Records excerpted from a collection
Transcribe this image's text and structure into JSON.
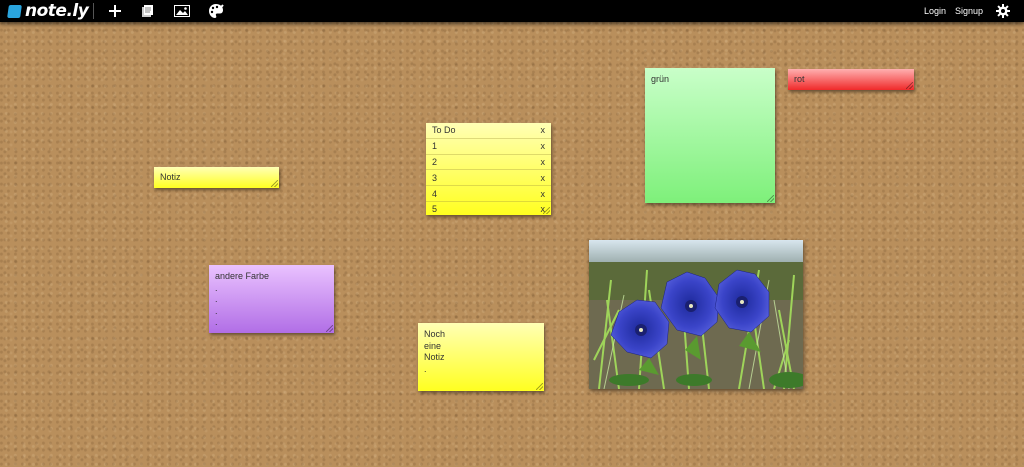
{
  "app": {
    "name": "note.ly"
  },
  "toolbar": {
    "icons": [
      "plus-icon",
      "notes-icon",
      "image-icon",
      "palette-icon"
    ],
    "login_label": "Login",
    "signup_label": "Signup",
    "settings_icon": "gear-icon"
  },
  "colors": {
    "topbar": "#000000",
    "logo_accent": "#2aa5de",
    "cork": "#b98f5c",
    "yellow": "#ffff20",
    "green": "#7ef07a",
    "red": "#f02a2a",
    "purple": "#b16ee6"
  },
  "notes": {
    "notiz": {
      "text": "Notiz",
      "color": "yellow"
    },
    "todo": {
      "title": "To Do",
      "close": "x",
      "items": [
        {
          "label": "1",
          "close": "x"
        },
        {
          "label": "2",
          "close": "x"
        },
        {
          "label": "3",
          "close": "x"
        },
        {
          "label": "4",
          "close": "x"
        },
        {
          "label": "5",
          "close": "x"
        }
      ],
      "color": "yellow"
    },
    "gruen": {
      "text": "grün",
      "color": "green"
    },
    "rot": {
      "text": "rot",
      "color": "red"
    },
    "andere": {
      "text": "andere Farbe\n.\n.\n.\n.",
      "color": "purple"
    },
    "noch": {
      "text": "Noch\neine\nNotiz\n.",
      "color": "yellow"
    }
  },
  "photo": {
    "subject": "blue gentian flowers"
  }
}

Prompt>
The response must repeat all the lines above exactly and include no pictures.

Solution to this task>
Transcribe this image's text and structure into JSON.
{
  "app": {
    "name": "note.ly"
  },
  "toolbar": {
    "icons": [
      "plus-icon",
      "notes-icon",
      "image-icon",
      "palette-icon"
    ],
    "login_label": "Login",
    "signup_label": "Signup",
    "settings_icon": "gear-icon"
  },
  "colors": {
    "topbar": "#000000",
    "logo_accent": "#2aa5de",
    "cork": "#b98f5c",
    "yellow": "#ffff20",
    "green": "#7ef07a",
    "red": "#f02a2a",
    "purple": "#b16ee6"
  },
  "notes": {
    "notiz": {
      "text": "Notiz",
      "color": "yellow"
    },
    "todo": {
      "title": "To Do",
      "close": "x",
      "items": [
        {
          "label": "1",
          "close": "x"
        },
        {
          "label": "2",
          "close": "x"
        },
        {
          "label": "3",
          "close": "x"
        },
        {
          "label": "4",
          "close": "x"
        },
        {
          "label": "5",
          "close": "x"
        }
      ],
      "color": "yellow"
    },
    "gruen": {
      "text": "grün",
      "color": "green"
    },
    "rot": {
      "text": "rot",
      "color": "red"
    },
    "andere": {
      "text": "andere Farbe\n.\n.\n.\n.",
      "color": "purple"
    },
    "noch": {
      "text": "Noch\neine\nNotiz\n.",
      "color": "yellow"
    }
  },
  "photo": {
    "subject": "blue gentian flowers"
  }
}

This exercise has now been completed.